|Product dimensions:||6.16(w) x 9.00(h) x 0.70(d)|
About the Author
Jack N. Rakove is the Coe Professor of History and American Studies at Stanford University and lives in Palo Alto, California.
Pamela S. Karlan is Montgomery Professor of Public Law at Stanford Law School and lives in Palo Alto.
Larry Kramer is Professor of Law at New York University School of Law and lives in New York City.
Alex Keyssar is Matthew G. Stirling, Jr., Professor of History and Social Policy at the John F. Kennedy School of Government, Harvard University, and lives in Cambridge, Massachusetts.
Stephen Holmes is Professor of Law at New York University School of Law and lives in New York City.
Henry Brady is Professor of Political Science and Public Policy at the University of California, Berkeley, and lives in Oakland, California.
John Cooper is Professor of History at the University of Wisconsin and lives in Madison, Wisconsin.
Most Helpful Customer Reviews
This is an interesting contribution to what is a growing library of election 2000 books.
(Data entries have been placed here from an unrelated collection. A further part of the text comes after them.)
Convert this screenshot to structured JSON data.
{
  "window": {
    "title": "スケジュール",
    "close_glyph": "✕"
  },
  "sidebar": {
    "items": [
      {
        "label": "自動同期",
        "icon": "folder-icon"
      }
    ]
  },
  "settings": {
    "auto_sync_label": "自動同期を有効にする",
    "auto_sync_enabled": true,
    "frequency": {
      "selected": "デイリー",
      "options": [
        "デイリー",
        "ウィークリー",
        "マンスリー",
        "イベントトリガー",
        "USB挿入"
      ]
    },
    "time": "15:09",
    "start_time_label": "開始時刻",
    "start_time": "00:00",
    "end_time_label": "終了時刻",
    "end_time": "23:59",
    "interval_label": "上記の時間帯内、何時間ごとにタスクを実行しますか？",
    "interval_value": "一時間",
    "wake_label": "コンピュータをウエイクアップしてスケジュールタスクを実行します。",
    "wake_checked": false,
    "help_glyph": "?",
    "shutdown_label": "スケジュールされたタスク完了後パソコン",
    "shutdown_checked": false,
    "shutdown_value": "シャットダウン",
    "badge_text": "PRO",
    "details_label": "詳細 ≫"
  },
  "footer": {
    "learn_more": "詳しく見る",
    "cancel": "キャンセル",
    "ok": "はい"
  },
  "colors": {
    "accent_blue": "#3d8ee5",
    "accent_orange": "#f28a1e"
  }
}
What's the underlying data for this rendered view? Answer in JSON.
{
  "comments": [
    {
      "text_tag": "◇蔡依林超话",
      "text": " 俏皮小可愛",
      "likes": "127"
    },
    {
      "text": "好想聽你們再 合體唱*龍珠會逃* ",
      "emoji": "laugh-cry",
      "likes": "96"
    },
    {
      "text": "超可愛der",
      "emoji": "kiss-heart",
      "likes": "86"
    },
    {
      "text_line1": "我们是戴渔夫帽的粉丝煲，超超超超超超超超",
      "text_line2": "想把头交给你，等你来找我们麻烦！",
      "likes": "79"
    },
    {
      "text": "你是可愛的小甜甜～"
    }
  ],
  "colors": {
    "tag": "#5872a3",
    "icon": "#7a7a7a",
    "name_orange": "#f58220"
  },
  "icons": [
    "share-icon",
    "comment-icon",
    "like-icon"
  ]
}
It lacks the energizing vitriol of Vincent Bugliosi's and Alan Dershowitz's additions to the genre, but at times this is helpful, as the explainations given in this book, especially Larry Kramer's contribution, seem a lot more grounded in fact, analysis, and rationality (not that Bugliosi or Dershowitz were lacking in fact or rationality, but certain key points of their arguements go unelaborated.) However much of the book is devoted to contributions which, while interesting, have only a fringe relation to the 'juicy' parts of the last election. There are articles on voter analysis, the history of the 'right to vote' in America, which apparently doesn't exist, and an entire article on the Electoral College. To some extent it really seems like a book that could have been written abou ANY election; the uniquely bizzarre nature of the 2000 election merely added a couple of additional articles. I, to some extent, accept Jeffrey Toobin's theory (presented in his own election 2000 book) that the 2000 election was won in the gutter by Bush because he and his advisors were determined to win at any cost, and Gore was too worried about how he'd be perceived (as shown by his failure to attempt to reject the overseas military ballots). Since that is hardly a subject for an academic article, the book as a whole doesn't seem to tell the real story about what went on. Nonetheless, each article is fascinating in its own way to anyone interested in politics and american history and all articles written about the election contain airtight arguements with just enough editorialization from the authors to leave the reader more sure than ever that their guy wuz robbed.